American Reunion, a terrible, lifeless comedy that couldn't make us care about the adult lives of a group of characters even though we had already spent three movies with them. This year's much better reunion movie is the barely-released comedy drama 10 Years, written and directed by Jamie Linden. It's a high school reunion movie less concerned with looking back than with examining the present. It presents no real villains, nor characters with longtime scores to settle. It's not as good as Ted Demme's great Beautiful Girls, but it belongs much more in that conversation than it does with junk like American Reunion.
The "main" character of the movie, such as there is one, is Channing Tatum's Jake, who is attending his 10 year reunion with his girlfriend, Jenna (Tatum's real-life wife Jenna Dewan-Tatum), despite the fact that he's still not sure that he's over his high school sweetheart, Mary (Rosario Dawson). Also in his group of friends attending the reunion are Marty (Justin Long), a hotshot bachelor who moved to New York; AJ (Max Minghella), married and successful and determined to act as Marty's wingman for the night; Cully (Chris Pratt), a former hard-partying douchebag who may not have changed his ways; his wife, Sam (Ari Graynor), who has two kids and a husband she has to mother; Scott (Scott Porter), who has moved to Japan and has no interest in looking back and Reeves (Oscar Isaac), who has gone on to find major fame as a singer/songwriter. Rounding out the cast are Kate Mara, Aubrey Plaza, Anthony Mackie, Ron Livingston and Lynn Collins.

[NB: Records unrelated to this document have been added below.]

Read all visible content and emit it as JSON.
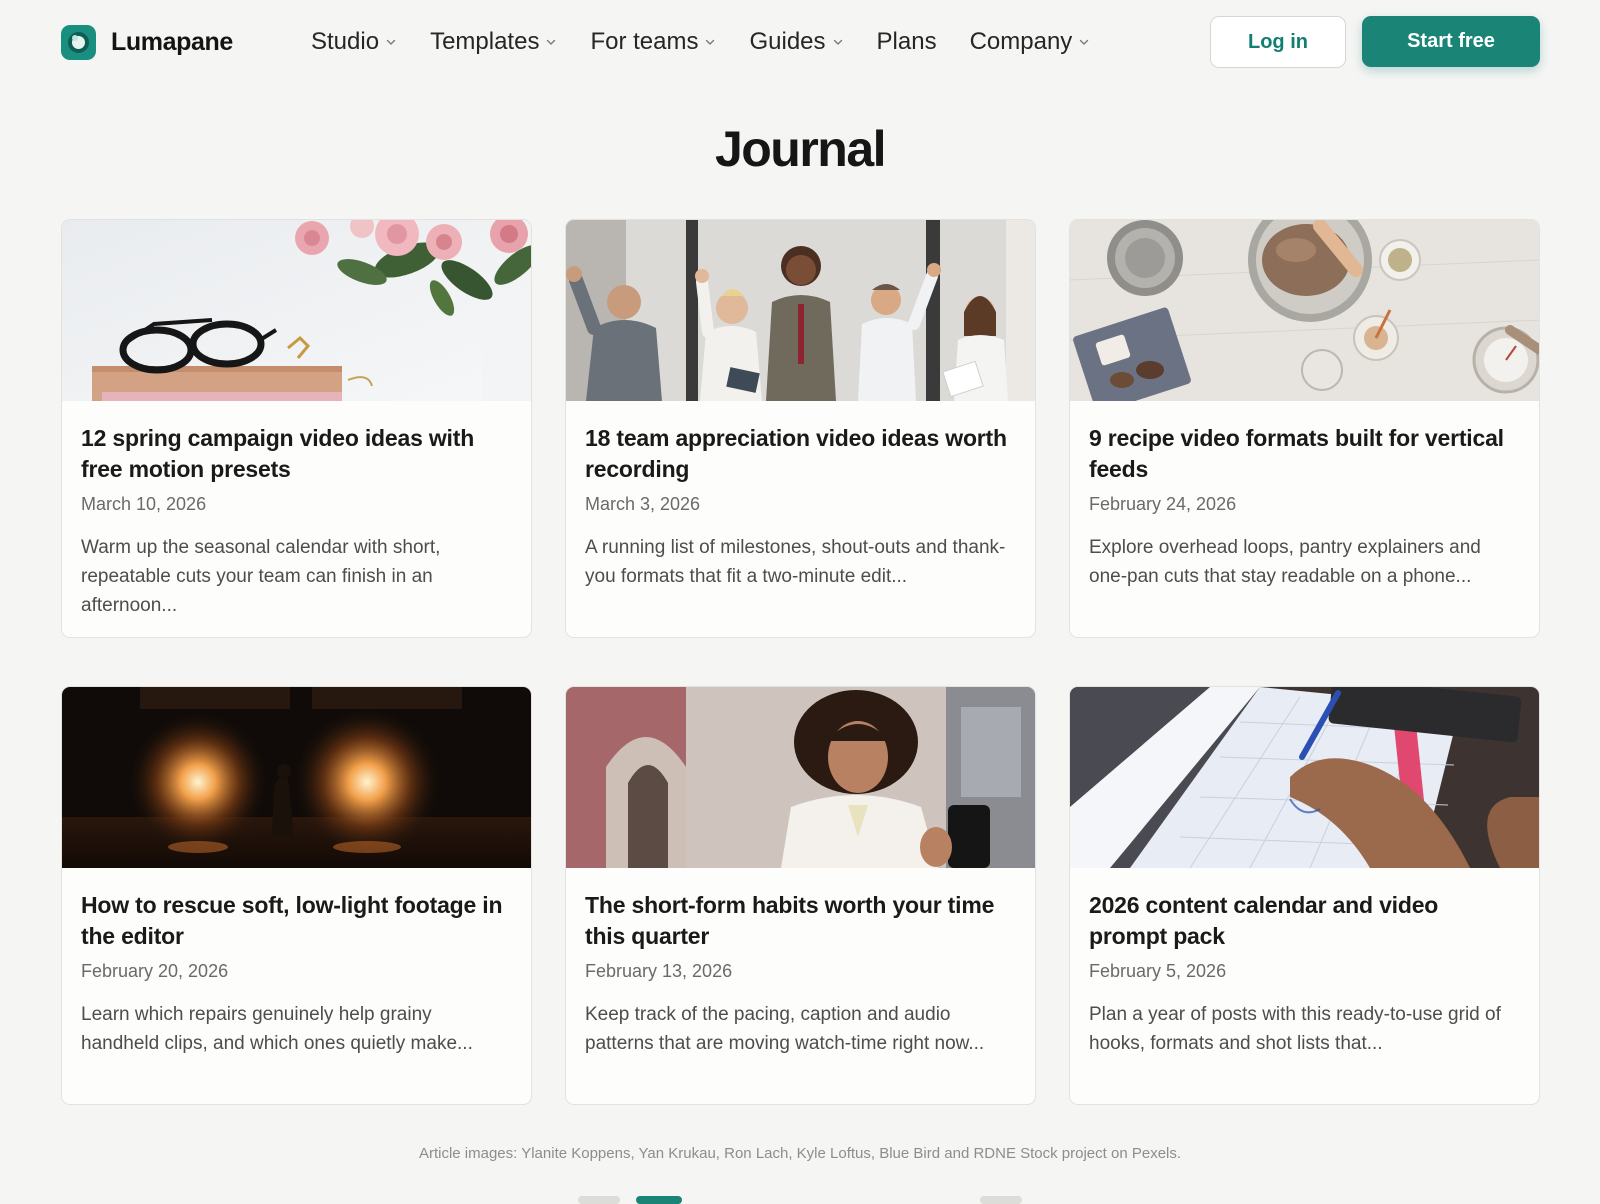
{
  "brand": {
    "name": "Lumapane",
    "accent": "#1a8477"
  },
  "nav": [
    {
      "label": "Studio",
      "has_menu": true
    },
    {
      "label": "Templates",
      "has_menu": true
    },
    {
      "label": "For teams",
      "has_menu": true
    },
    {
      "label": "Guides",
      "has_menu": true
    },
    {
      "label": "Plans",
      "has_menu": false
    },
    {
      "label": "Company",
      "has_menu": true
    }
  ],
  "auth": {
    "login": "Log in",
    "start": "Start free"
  },
  "page": {
    "title": "Journal"
  },
  "articles": [
    {
      "title": "12 spring campaign video ideas with free motion presets",
      "date": "March 10, 2026",
      "excerpt": "Warm up the seasonal calendar with short, repeatable cuts your team can finish in an afternoon..."
    },
    {
      "title": "18 team appreciation video ideas worth recording",
      "date": "March 3, 2026",
      "excerpt": "A running list of milestones, shout-outs and thank-you formats that fit a two-minute edit..."
    },
    {
      "title": "9 recipe video formats built for vertical feeds",
      "date": "February 24, 2026",
      "excerpt": "Explore overhead loops, pantry explainers and one-pan cuts that stay readable on a phone..."
    },
    {
      "title": "How to rescue soft, low-light footage in the editor",
      "date": "February 20, 2026",
      "excerpt": "Learn which repairs genuinely help grainy handheld clips, and which ones quietly make..."
    },
    {
      "title": "The short-form habits worth your time this quarter",
      "date": "February 13, 2026",
      "excerpt": "Keep track of the pacing, caption and audio patterns that are moving watch-time right now..."
    },
    {
      "title": "2026 content calendar and video prompt pack",
      "date": "February 5, 2026",
      "excerpt": "Plan a year of posts with this ready-to-use grid of hooks, formats and shot lists that..."
    }
  ],
  "footer": {
    "credit": "Article images: Ylanite Koppens, Yan Krukau, Ron Lach, Kyle Loftus, Blue Bird and RDNE Stock project on Pexels."
  }
}
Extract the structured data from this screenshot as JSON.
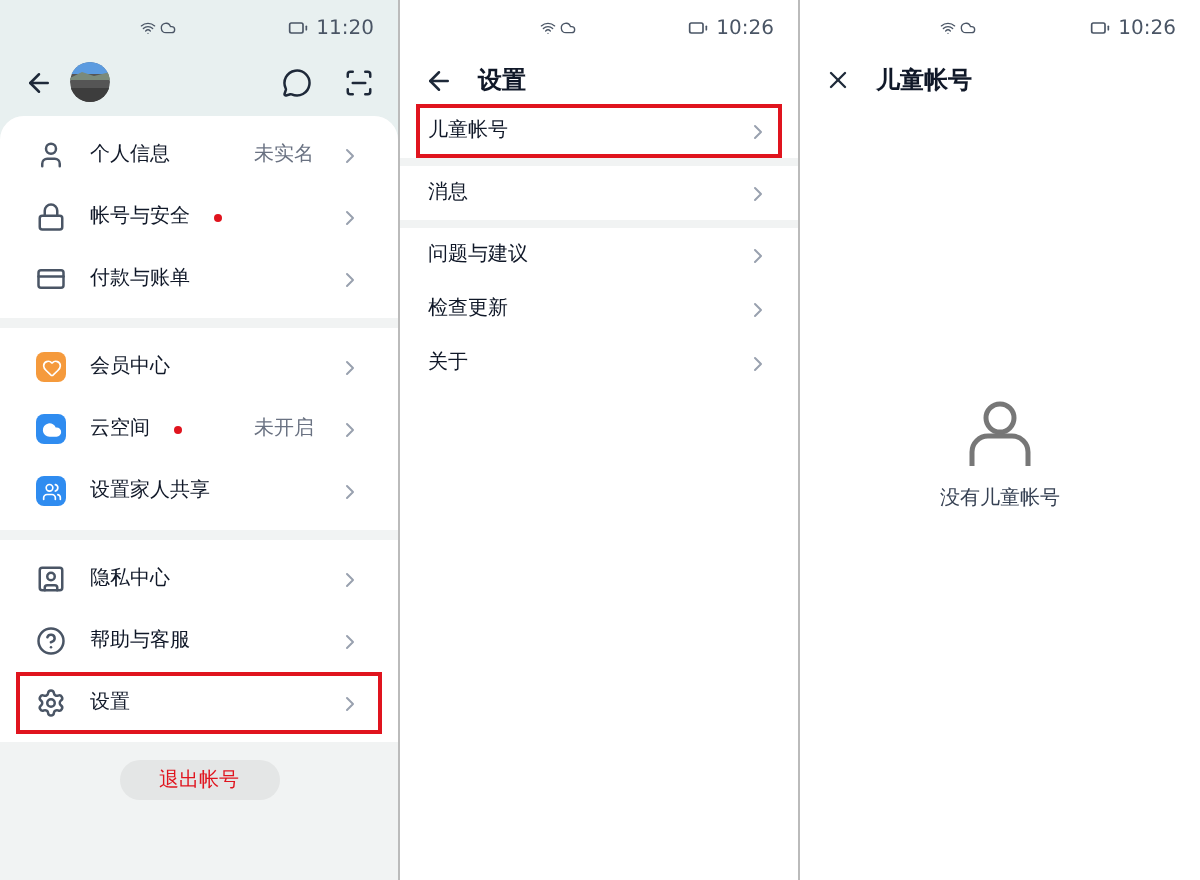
{
  "account_screen": {
    "status_bar": {
      "time": "11:20"
    },
    "groups": [
      [
        {
          "label": "个人信息",
          "kind": "person",
          "value": "未实名",
          "dot": false,
          "highlighted": false
        },
        {
          "label": "帐号与安全",
          "kind": "lock",
          "dot": true,
          "highlighted": false
        },
        {
          "label": "付款与账单",
          "kind": "card",
          "dot": false,
          "highlighted": false
        }
      ],
      [
        {
          "label": "会员中心",
          "kind": "vip",
          "dot": false,
          "highlighted": false
        },
        {
          "label": "云空间",
          "kind": "cloud",
          "value": "未开启",
          "dot": true,
          "highlighted": false
        },
        {
          "label": "设置家人共享",
          "kind": "family",
          "dot": false,
          "highlighted": false
        }
      ],
      [
        {
          "label": "隐私中心",
          "kind": "privacy",
          "dot": false,
          "highlighted": false
        },
        {
          "label": "帮助与客服",
          "kind": "help",
          "dot": false,
          "highlighted": false
        },
        {
          "label": "设置",
          "kind": "gear",
          "dot": false,
          "highlighted": true
        }
      ]
    ],
    "logout_button": "退出帐号"
  },
  "settings_screen": {
    "status_bar": {
      "time": "10:26"
    },
    "title": "设置",
    "groups": [
      [
        {
          "label": "儿童帐号",
          "highlighted": true
        }
      ],
      [
        {
          "label": "消息",
          "highlighted": false
        }
      ],
      [
        {
          "label": "问题与建议",
          "highlighted": false
        },
        {
          "label": "检查更新",
          "highlighted": false
        },
        {
          "label": "关于",
          "highlighted": false
        }
      ]
    ]
  },
  "child_account_screen": {
    "status_bar": {
      "time": "10:26"
    },
    "title": "儿童帐号",
    "empty_message": "没有儿童帐号"
  }
}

Just read through that cast list again. If you're a fan of actors at all, 10 Years is worth seeing just for the impressive group that's been assembled. Even when I wasn't drawn into the movie -- and that was the case for the first 30 minutes (more on that in a second) -- I was willing to stay with it just because I wanted to follow these actors. Yes, there are probably too many people in the cast, and a few of them lean towards the generic, but for the most part it's a great group of warm, winning actors giving warm, winning performances. Nearly every member of the ensemble gets his or her moment, and each actor is able to make the most of it.
Yes, the movie is often overly simplistic -- on paper, anyway. The majority of the characters can be reduced to one or two qualities: this one is unhappy in his marriage, this one is looking to score, this one peaked in high school, this one is looking for the One That Got Away. Nothing in the movie is all that original, and yet it still manages to sidestep most of the cliches of similar movies by keeping things small and grounded and real. Moments that would be big and obnoxiously on-the-nose in another movie are addressed with a single line of dialogue, or, in some cases, a silent exchange. Writer/director Linden always looks for the humanity throughout, whether it's in a genuinely moving exchange between Justin Long and Lynn Collins or in the sweet romance between Oscar Isaac and Kate Mara, whose storyline is one of the best things about the movie. Credit also to the film for having Isaac's character finally play his hit song (which has been built up throughout the movie) and having it actually be REALLY GOOD as well as advancing the plot. Those of use who sat through the end credits of Sucker Punch already knew that Isaac is a talented singer, but he's still a pleasant surprise here.
10 Years is essentially Can't Hardly Wait for an older set (which might sound like a criticism, but I'll willingly confess to having seen Can't Hardly Wait many, many times), gathering a bunch of familiar actors and character "types" for a 10-year high school reunion instead of a party on the last day of high school. Because the characters are older, the movie is much more grown up; it avoids Can't Hardly Wait's annoying tendency for broad comedy and instead opts for introspection without ever becoming too naval-gazing or mopey. Though it traffics in the familiar, 10 Years is not a movie of gigantic revelations. It is a movie of small truths, usually well observed.
Magic Mike. Here, he feels puffy and sleepy, not finding a character so much as a situation -- it's not bad work, but it's nothing special. There are two good things he brings to the movie, though: 1) he acts opposite his real-life wife, Jenna Dewan-Tatum (making this the Two of a Kind to Step Up's Grease), and they are sweet and genuine together, and 2) he was a producer on the movie, suggesting that his participation went a long way towards getting it made. If it means a choice between having 10 Years exist or not having it exist, I'm glad it exists.
10 Years is available on DVD and Blu-ray starting today.